START THE DATA

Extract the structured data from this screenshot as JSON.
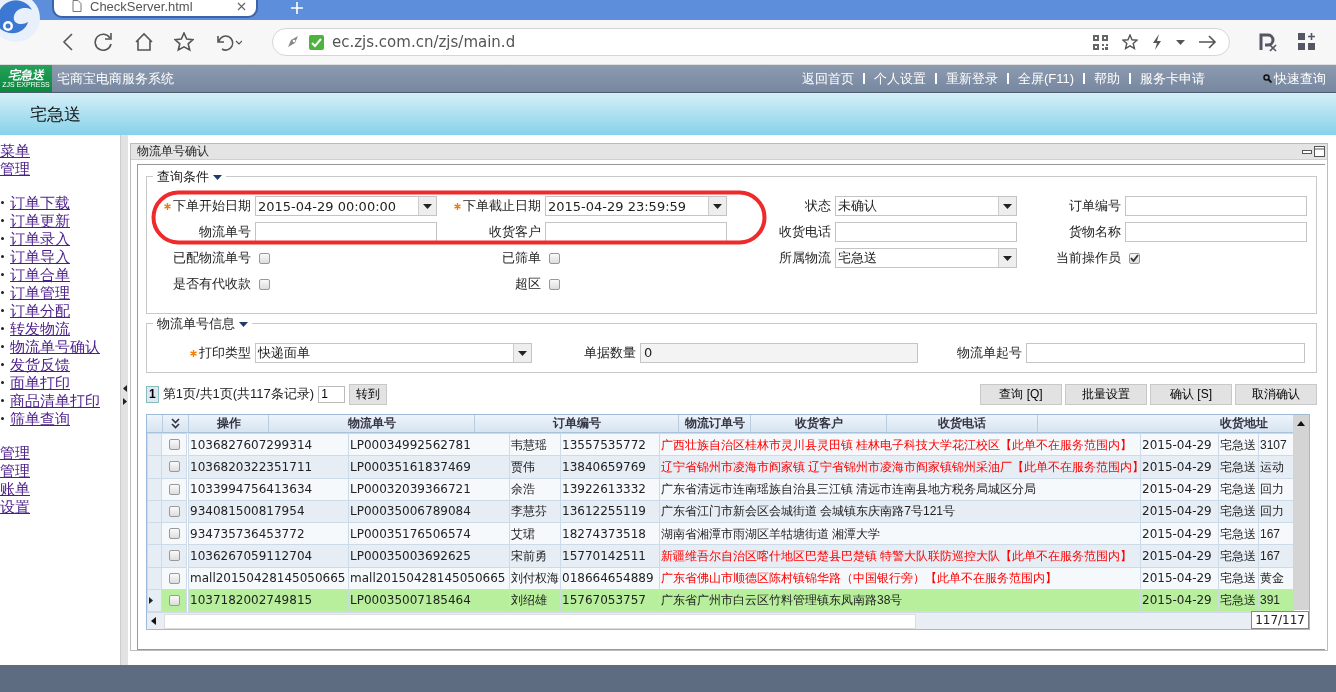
{
  "browser": {
    "tab_title": "CheckServer.html",
    "address": "ec.zjs.com.cn/zjs/main.d"
  },
  "app_header": {
    "logo_text": "宅急送",
    "logo_subtext": "ZJS EXPRESS",
    "system_name": "宅商宝电商服务系统",
    "links": [
      "返回首页",
      "个人设置",
      "重新登录",
      "全屏(F11)",
      "帮助",
      "服务卡申请"
    ],
    "quick_search": "快速查询"
  },
  "banner": {
    "title": "宅急送"
  },
  "sidebar": {
    "items": [
      {
        "label": "菜单",
        "kind": "heading"
      },
      {
        "label": "管理",
        "kind": "heading"
      },
      {
        "label": "订单下载",
        "kind": "link"
      },
      {
        "label": "订单更新",
        "kind": "link"
      },
      {
        "label": "订单录入",
        "kind": "link"
      },
      {
        "label": "订单导入",
        "kind": "link"
      },
      {
        "label": "订单合单",
        "kind": "link"
      },
      {
        "label": "订单管理",
        "kind": "link"
      },
      {
        "label": "订单分配",
        "kind": "link"
      },
      {
        "label": "转发物流",
        "kind": "link"
      },
      {
        "label": "物流单号确认",
        "kind": "link"
      },
      {
        "label": "发货反馈",
        "kind": "link"
      },
      {
        "label": "面单打印",
        "kind": "link"
      },
      {
        "label": "商品清单打印",
        "kind": "link"
      },
      {
        "label": "筛单查询",
        "kind": "link"
      },
      {
        "label": "管理",
        "kind": "heading"
      },
      {
        "label": "管理",
        "kind": "heading"
      },
      {
        "label": "账单",
        "kind": "heading"
      },
      {
        "label": "设置",
        "kind": "heading"
      }
    ]
  },
  "panel": {
    "title": "物流单号确认",
    "search": {
      "title": "查询条件",
      "fields": [
        {
          "label": "下单开始日期",
          "kind": "select",
          "required": true,
          "value": "2015-04-29 00:00:00"
        },
        {
          "label": "下单截止日期",
          "kind": "select",
          "required": true,
          "value": "2015-04-29 23:59:59"
        },
        {
          "label": "状态",
          "kind": "select",
          "required": false,
          "value": "未确认"
        },
        {
          "label": "订单编号",
          "kind": "text",
          "required": false
        },
        {
          "label": "物流单号",
          "kind": "text",
          "required": false
        },
        {
          "label": "收货客户",
          "kind": "text",
          "required": false
        },
        {
          "label": "收货电话",
          "kind": "text",
          "required": false
        },
        {
          "label": "货物名称",
          "kind": "text",
          "required": false
        },
        {
          "label": "已配物流单号",
          "kind": "checkbox",
          "required": false,
          "checked": false
        },
        {
          "label": "已筛单",
          "kind": "checkbox",
          "required": false,
          "checked": false
        },
        {
          "label": "所属物流",
          "kind": "select",
          "required": false,
          "value": "宅急送"
        },
        {
          "label": "当前操作员",
          "kind": "checkbox",
          "required": false,
          "checked": true
        },
        {
          "label": "是否有代收款",
          "kind": "checkbox",
          "required": false,
          "checked": false
        },
        {
          "label": "超区",
          "kind": "checkbox",
          "required": false,
          "checked": false
        }
      ]
    },
    "print": {
      "title": "物流单号信息",
      "fields": [
        {
          "label": "打印类型",
          "kind": "select",
          "required": true,
          "value": "快递面单"
        },
        {
          "label": "单据数量",
          "kind": "readonly",
          "required": false,
          "value": "0"
        },
        {
          "label": "物流单起号",
          "kind": "text",
          "required": false
        }
      ]
    },
    "pager": {
      "page_button": "1",
      "summary": "第1页/共1页(共117条记录)",
      "page_input": "1",
      "go_button": "转到"
    },
    "actions": [
      "查询 [Q]",
      "批量设置",
      "确认 [S]",
      "取消确认"
    ],
    "grid": {
      "header": [
        "操作",
        "物流单号",
        "订单编号",
        "物流订单号",
        "收货客户",
        "收货电话",
        "收货地址"
      ],
      "rows": [
        {
          "selected": false,
          "checked": false,
          "out_of_range": true,
          "cells": [
            "1036827607299314",
            "LP00034992562781",
            "韦慧瑶",
            "13557535772",
            "广西壮族自治区桂林市灵川县灵田镇 桂林电子科技大学花江校区【此单不在服务范围内】",
            "2015-04-29",
            "宅急送",
            "3107"
          ]
        },
        {
          "selected": false,
          "checked": false,
          "out_of_range": true,
          "cells": [
            "1036820322351711",
            "LP00035161837469",
            "贾伟",
            "13840659769",
            "辽宁省锦州市凌海市阎家镇 辽宁省锦州市凌海市阎家镇锦州采油厂【此单不在服务范围内】",
            "2015-04-29",
            "宅急送",
            "运动"
          ]
        },
        {
          "selected": false,
          "checked": false,
          "out_of_range": false,
          "cells": [
            "1033994756413634",
            "LP00032039366721",
            "余浩",
            "13922613332",
            "广东省清远市连南瑶族自治县三江镇 清远市连南县地方税务局城区分局",
            "2015-04-29",
            "宅急送",
            "回力"
          ]
        },
        {
          "selected": false,
          "checked": false,
          "out_of_range": false,
          "cells": [
            "934081500817954",
            "LP00035006789084",
            "李慧芬",
            "13612255119",
            "广东省江门市新会区会城街道 会城镇东庆南路7号121号",
            "2015-04-29",
            "宅急送",
            "回力"
          ]
        },
        {
          "selected": false,
          "checked": false,
          "out_of_range": false,
          "cells": [
            "934735736453772",
            "LP00035176506574",
            "艾珺",
            "18274373518",
            "湖南省湘潭市雨湖区羊牯塘街道 湘潭大学",
            "2015-04-29",
            "宅急送",
            "167"
          ]
        },
        {
          "selected": false,
          "checked": false,
          "out_of_range": true,
          "cells": [
            "1036267059112704",
            "LP00035003692625",
            "宋前勇",
            "15770142511",
            "新疆维吾尔自治区喀什地区巴楚县巴楚镇 特警大队联防巡控大队【此单不在服务范围内】",
            "2015-04-29",
            "宅急送",
            "167"
          ]
        },
        {
          "selected": false,
          "checked": false,
          "out_of_range": true,
          "cells": [
            "mall20150428145050665",
            "mall20150428145050665",
            "刘付权海",
            "018664654889",
            "广东省佛山市顺德区陈村镇锦华路（中国银行旁）【此单不在服务范围内】",
            "2015-04-29",
            "宅急送",
            "黄金"
          ]
        },
        {
          "selected": true,
          "checked": false,
          "out_of_range": false,
          "cells": [
            "1037182002749815",
            "LP00035007185464",
            "刘绍雄",
            "15767053757",
            "广东省广州市白云区竹料管理镇东凤南路38号",
            "2015-04-29",
            "宅急送",
            "391"
          ]
        }
      ]
    },
    "tooltip": "117/117"
  }
}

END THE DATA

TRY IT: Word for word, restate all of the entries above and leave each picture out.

EXPECTED OUTPUT:
Extract the structured data from this screenshot as JSON.
{
  "browser": {
    "tab_title": "CheckServer.html",
    "address": "ec.zjs.com.cn/zjs/main.d"
  },
  "app_header": {
    "logo_text": "宅急送",
    "logo_subtext": "ZJS EXPRESS",
    "system_name": "宅商宝电商服务系统",
    "links": [
      "返回首页",
      "个人设置",
      "重新登录",
      "全屏(F11)",
      "帮助",
      "服务卡申请"
    ],
    "quick_search": "快速查询"
  },
  "banner": {
    "title": "宅急送"
  },
  "sidebar": {
    "items": [
      {
        "label": "菜单",
        "kind": "heading"
      },
      {
        "label": "管理",
        "kind": "heading"
      },
      {
        "label": "订单下载",
        "kind": "link"
      },
      {
        "label": "订单更新",
        "kind": "link"
      },
      {
        "label": "订单录入",
        "kind": "link"
      },
      {
        "label": "订单导入",
        "kind": "link"
      },
      {
        "label": "订单合单",
        "kind": "link"
      },
      {
        "label": "订单管理",
        "kind": "link"
      },
      {
        "label": "订单分配",
        "kind": "link"
      },
      {
        "label": "转发物流",
        "kind": "link"
      },
      {
        "label": "物流单号确认",
        "kind": "link"
      },
      {
        "label": "发货反馈",
        "kind": "link"
      },
      {
        "label": "面单打印",
        "kind": "link"
      },
      {
        "label": "商品清单打印",
        "kind": "link"
      },
      {
        "label": "筛单查询",
        "kind": "link"
      },
      {
        "label": "管理",
        "kind": "heading"
      },
      {
        "label": "管理",
        "kind": "heading"
      },
      {
        "label": "账单",
        "kind": "heading"
      },
      {
        "label": "设置",
        "kind": "heading"
      }
    ]
  },
  "panel": {
    "title": "物流单号确认",
    "search": {
      "title": "查询条件",
      "fields": [
        {
          "label": "下单开始日期",
          "kind": "select",
          "required": true,
          "value": "2015-04-29 00:00:00"
        },
        {
          "label": "下单截止日期",
          "kind": "select",
          "required": true,
          "value": "2015-04-29 23:59:59"
        },
        {
          "label": "状态",
          "kind": "select",
          "required": false,
          "value": "未确认"
        },
        {
          "label": "订单编号",
          "kind": "text",
          "required": false
        },
        {
          "label": "物流单号",
          "kind": "text",
          "required": false
        },
        {
          "label": "收货客户",
          "kind": "text",
          "required": false
        },
        {
          "label": "收货电话",
          "kind": "text",
          "required": false
        },
        {
          "label": "货物名称",
          "kind": "text",
          "required": false
        },
        {
          "label": "已配物流单号",
          "kind": "checkbox",
          "required": false,
          "checked": false
        },
        {
          "label": "已筛单",
          "kind": "checkbox",
          "required": false,
          "checked": false
        },
        {
          "label": "所属物流",
          "kind": "select",
          "required": false,
          "value": "宅急送"
        },
        {
          "label": "当前操作员",
          "kind": "checkbox",
          "required": false,
          "checked": true
        },
        {
          "label": "是否有代收款",
          "kind": "checkbox",
          "required": false,
          "checked": false
        },
        {
          "label": "超区",
          "kind": "checkbox",
          "required": false,
          "checked": false
        }
      ]
    },
    "print": {
      "title": "物流单号信息",
      "fields": [
        {
          "label": "打印类型",
          "kind": "select",
          "required": true,
          "value": "快递面单"
        },
        {
          "label": "单据数量",
          "kind": "readonly",
          "required": false,
          "value": "0"
        },
        {
          "label": "物流单起号",
          "kind": "text",
          "required": false
        }
      ]
    },
    "pager": {
      "page_button": "1",
      "summary": "第1页/共1页(共117条记录)",
      "page_input": "1",
      "go_button": "转到"
    },
    "actions": [
      "查询 [Q]",
      "批量设置",
      "确认 [S]",
      "取消确认"
    ],
    "grid": {
      "header": [
        "操作",
        "物流单号",
        "订单编号",
        "物流订单号",
        "收货客户",
        "收货电话",
        "收货地址"
      ],
      "rows": [
        {
          "selected": false,
          "checked": false,
          "out_of_range": true,
          "cells": [
            "1036827607299314",
            "LP00034992562781",
            "韦慧瑶",
            "13557535772",
            "广西壮族自治区桂林市灵川县灵田镇 桂林电子科技大学花江校区【此单不在服务范围内】",
            "2015-04-29",
            "宅急送",
            "3107"
          ]
        },
        {
          "selected": false,
          "checked": false,
          "out_of_range": true,
          "cells": [
            "1036820322351711",
            "LP00035161837469",
            "贾伟",
            "13840659769",
            "辽宁省锦州市凌海市阎家镇 辽宁省锦州市凌海市阎家镇锦州采油厂【此单不在服务范围内】",
            "2015-04-29",
            "宅急送",
            "运动"
          ]
        },
        {
          "selected": false,
          "checked": false,
          "out_of_range": false,
          "cells": [
            "1033994756413634",
            "LP00032039366721",
            "余浩",
            "13922613332",
            "广东省清远市连南瑶族自治县三江镇 清远市连南县地方税务局城区分局",
            "2015-04-29",
            "宅急送",
            "回力"
          ]
        },
        {
          "selected": false,
          "checked": false,
          "out_of_range": false,
          "cells": [
            "934081500817954",
            "LP00035006789084",
            "李慧芬",
            "13612255119",
            "广东省江门市新会区会城街道 会城镇东庆南路7号121号",
            "2015-04-29",
            "宅急送",
            "回力"
          ]
        },
        {
          "selected": false,
          "checked": false,
          "out_of_range": false,
          "cells": [
            "934735736453772",
            "LP00035176506574",
            "艾珺",
            "18274373518",
            "湖南省湘潭市雨湖区羊牯塘街道 湘潭大学",
            "2015-04-29",
            "宅急送",
            "167"
          ]
        },
        {
          "selected": false,
          "checked": false,
          "out_of_range": true,
          "cells": [
            "1036267059112704",
            "LP00035003692625",
            "宋前勇",
            "15770142511",
            "新疆维吾尔自治区喀什地区巴楚县巴楚镇 特警大队联防巡控大队【此单不在服务范围内】",
            "2015-04-29",
            "宅急送",
            "167"
          ]
        },
        {
          "selected": false,
          "checked": false,
          "out_of_range": true,
          "cells": [
            "mall20150428145050665",
            "mall20150428145050665",
            "刘付权海",
            "018664654889",
            "广东省佛山市顺德区陈村镇锦华路（中国银行旁）【此单不在服务范围内】",
            "2015-04-29",
            "宅急送",
            "黄金"
          ]
        },
        {
          "selected": true,
          "checked": false,
          "out_of_range": false,
          "cells": [
            "1037182002749815",
            "LP00035007185464",
            "刘绍雄",
            "15767053757",
            "广东省广州市白云区竹料管理镇东凤南路38号",
            "2015-04-29",
            "宅急送",
            "391"
          ]
        }
      ]
    },
    "tooltip": "117/117"
  }
}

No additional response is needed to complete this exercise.